§ What you should do
Only the lines holding "further" are wanted; find them in the listing and return each one.

▽

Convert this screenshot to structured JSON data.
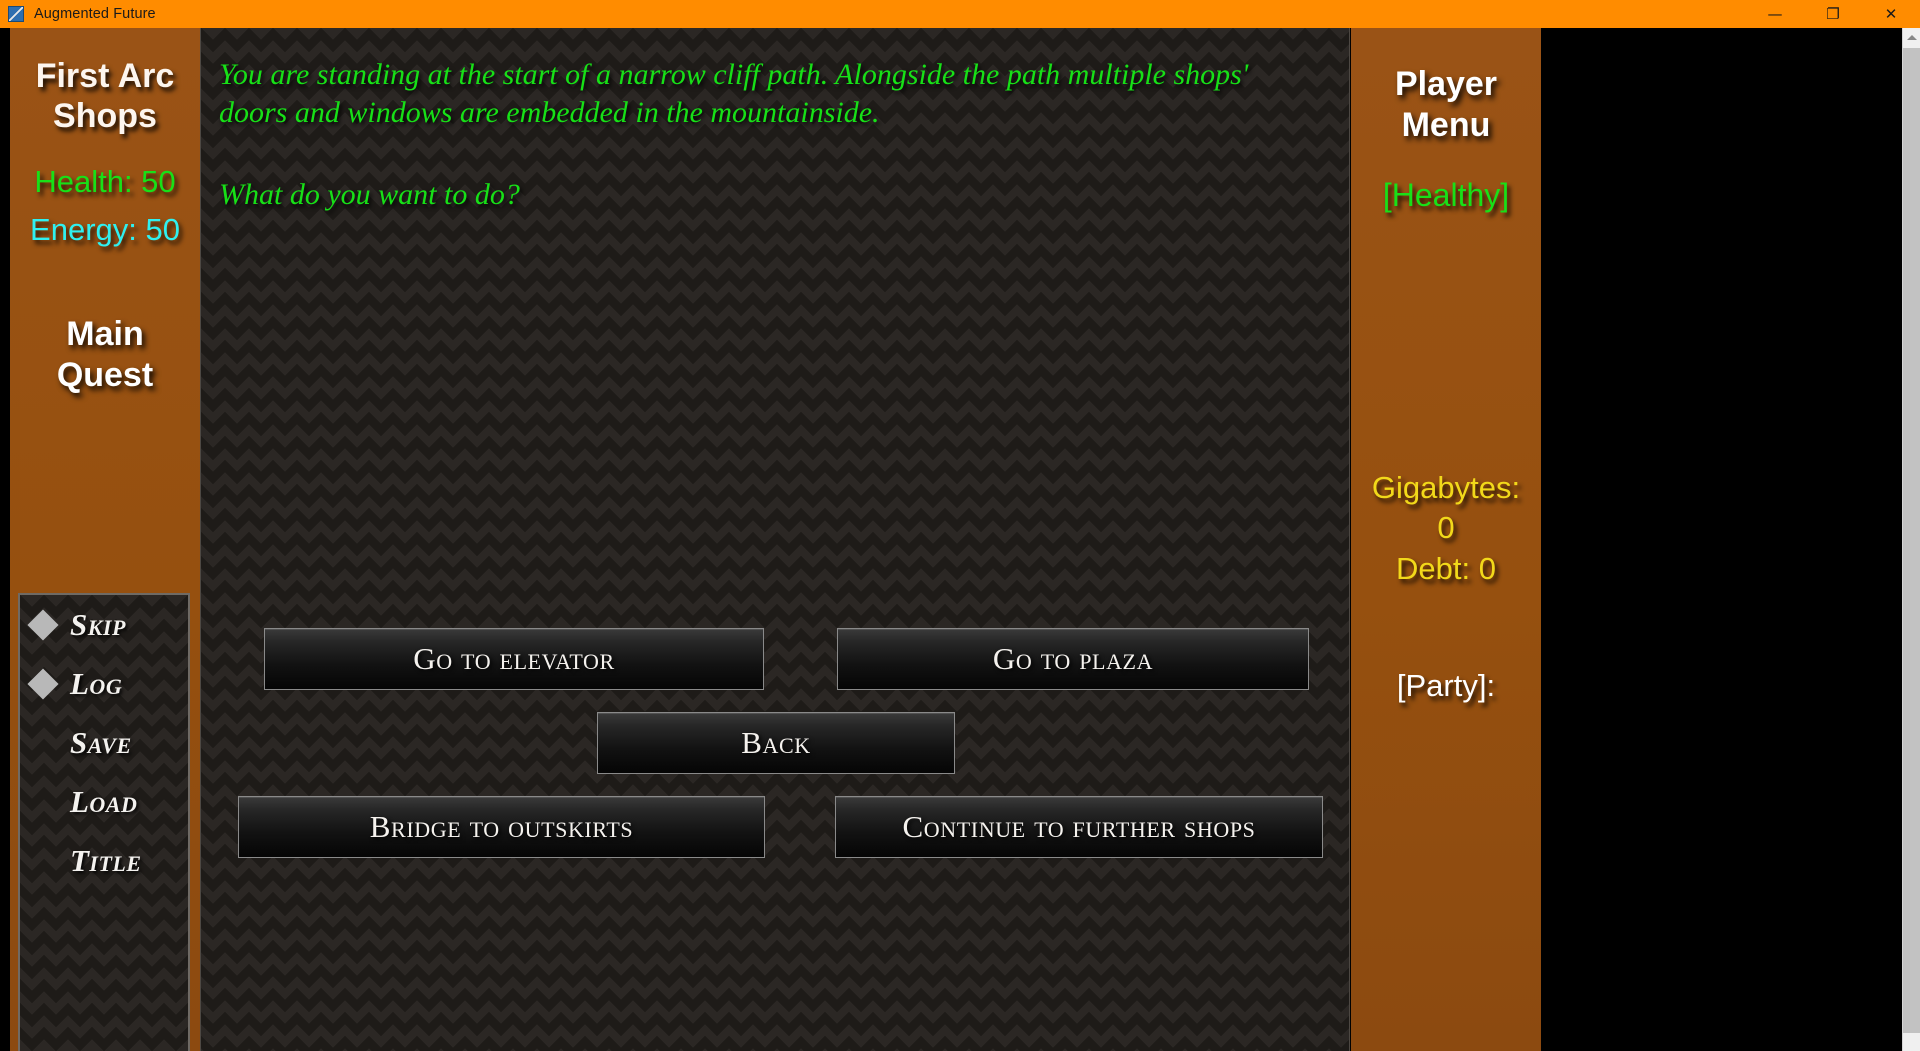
{
  "window": {
    "title": "Augmented Future",
    "icon": "app-icon",
    "controls": {
      "minimize": "—",
      "maximize": "❐",
      "close": "✕"
    }
  },
  "scrollbar": {
    "up_arrow": "scroll-up-arrow"
  },
  "left_sidebar": {
    "location_title_line1": "First Arc",
    "location_title_line2": "Shops",
    "health": "Health: 50",
    "energy": "Energy: 50",
    "quest_line1": "Main",
    "quest_line2": "Quest",
    "quick_menu": [
      {
        "label": "Skip",
        "bullet": true
      },
      {
        "label": "Log",
        "bullet": true
      },
      {
        "label": "Save",
        "bullet": false
      },
      {
        "label": "Load",
        "bullet": false
      },
      {
        "label": "Title",
        "bullet": false
      }
    ]
  },
  "story": {
    "paragraph": "You are standing at the start of a narrow cliff path. Alongside the path multiple shops' doors and windows are embedded in the mountainside.",
    "prompt": "What do you want to do?"
  },
  "choices": [
    {
      "id": "go-to-elevator",
      "label": "Go to elevator"
    },
    {
      "id": "go-to-plaza",
      "label": "Go to plaza"
    },
    {
      "id": "back",
      "label": "Back"
    },
    {
      "id": "bridge-to-outskirts",
      "label": "Bridge to outskirts"
    },
    {
      "id": "continue-to-further-shops",
      "label": "Continue to further shops"
    }
  ],
  "right_sidebar": {
    "menu_title_line1": "Player",
    "menu_title_line2": "Menu",
    "status": "[Healthy]",
    "gigabytes_label": "Gigabytes:",
    "gigabytes_value": "0",
    "debt": "Debt: 0",
    "party": "[Party]:"
  },
  "colors": {
    "titlebar": "#ff8c00",
    "sidebar_brown": "#96500f",
    "story_green": "#17e017",
    "health_green": "#18e018",
    "energy_cyan": "#2ff0f0",
    "money_yellow": "#f2d91a",
    "panel_dark": "#1e1b18"
  }
}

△

§ Worked solution
      "id": "continue-to-further-shops",
      "label": "Continue to further shops"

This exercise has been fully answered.